The United States Copyright Office has Adopted a New Regulation Effective December 1, 2016

            The United States Copyright Office has adopted a new regulation effective December 1, 2016 and will replace the existing regulation at 37 CFR 201.38.  The new regulation concerns the designation of an agent to receive notification of claimed infringement under the DMCA.  Under the previous method, a service provider would designate an agent through a paper application sent to the Copyright Office.  The main change to the system is that, beginning December 1, 2016, the Copyright Office will no longer accept paper registrations and will have an electronic registration system in order to designate an agent.  All service providers who had designated an agent through the previous system must resubmit an application through the new system by December 31, 2017 or risk losing their protection under the safe harbor provision of the DMCA.  All previous designations will remain valid until the earlier of the date of reapplication or December 31, 2017.  Additionally, all designations now must be renewed within three years of the application or its most recent amendment.  The copyright office will send automated reminders to the service provider to renew the designations in advance of the lapse of the three year period.  In order to renew, the service provider must either (1) amend the application in order to provide the correct information regarding the service provider and agent, or (2) resubmit the designation without amendment.

            In order to access the new system, the service provider must create an online account with the copyright office at  In order to create the account, the service provider must provide both a primary contact and a secondary contact to manage the account.  These contacts will be the primary source of communication between the service provider and the copyright office.  Once the account is registered, the contact must input information about the service provider including the “full legal name, physical street address (not a post office box), telephone number, email address, and any alternate names used by the service provider.”  The service provider no longer needs to provide a facsimile number.  For the alternative names, the service provider must provide “all alternate names that the public would be likely to use to search for the service provider’s designated agent in the directory, including all names under which the service provider is doing business, Web site names and addresses, software application names, and other commonly used names.”  Separate legal entities, such as parent and subsidiary companies, must register separately.  To designate the agent, the service provider must provide ‘‘the name, address, phone number, and electronic mail address of the agent.’’  Unlike under the previous regulation, the agent may be either (1) a natural person, (2) a position (such as general counsel), (3) a specific department with an entity, or (4) a third-party entity generally.

The fee to register, renew or amend the designation of agent is currently $6, which is down from the $105 that the previous regulation had started with.  A more complete explanation of the changes can be found in the Federal Register at  Additionally, the Copyright Office has provided helpful tutorial videos and a Frequently Asked Questions (FAQ) page on how to use the new system which can be found at

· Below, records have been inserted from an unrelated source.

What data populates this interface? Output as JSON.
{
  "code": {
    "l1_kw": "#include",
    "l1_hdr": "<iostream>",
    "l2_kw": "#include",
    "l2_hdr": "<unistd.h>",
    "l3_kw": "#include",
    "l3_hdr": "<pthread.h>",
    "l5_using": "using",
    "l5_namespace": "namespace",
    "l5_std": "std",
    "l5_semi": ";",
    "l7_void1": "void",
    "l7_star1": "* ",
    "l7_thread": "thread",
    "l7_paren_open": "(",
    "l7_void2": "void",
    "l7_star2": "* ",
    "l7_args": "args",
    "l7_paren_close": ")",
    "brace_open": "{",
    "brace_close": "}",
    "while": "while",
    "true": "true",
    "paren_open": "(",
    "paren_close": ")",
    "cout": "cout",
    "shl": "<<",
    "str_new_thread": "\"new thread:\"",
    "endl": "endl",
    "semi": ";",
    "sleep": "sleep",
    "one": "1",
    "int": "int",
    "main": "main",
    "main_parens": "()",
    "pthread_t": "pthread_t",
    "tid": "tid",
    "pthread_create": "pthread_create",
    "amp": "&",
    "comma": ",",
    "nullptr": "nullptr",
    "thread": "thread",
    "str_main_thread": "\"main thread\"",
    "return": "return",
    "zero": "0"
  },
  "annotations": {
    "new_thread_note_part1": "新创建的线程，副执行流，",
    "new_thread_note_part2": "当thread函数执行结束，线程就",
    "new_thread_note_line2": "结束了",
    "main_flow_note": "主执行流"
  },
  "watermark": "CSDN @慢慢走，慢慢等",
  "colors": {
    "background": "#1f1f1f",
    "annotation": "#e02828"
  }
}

Prepared by: Thomas L. Sica, Associate at Heslin Rothenberg Farley & Mesiti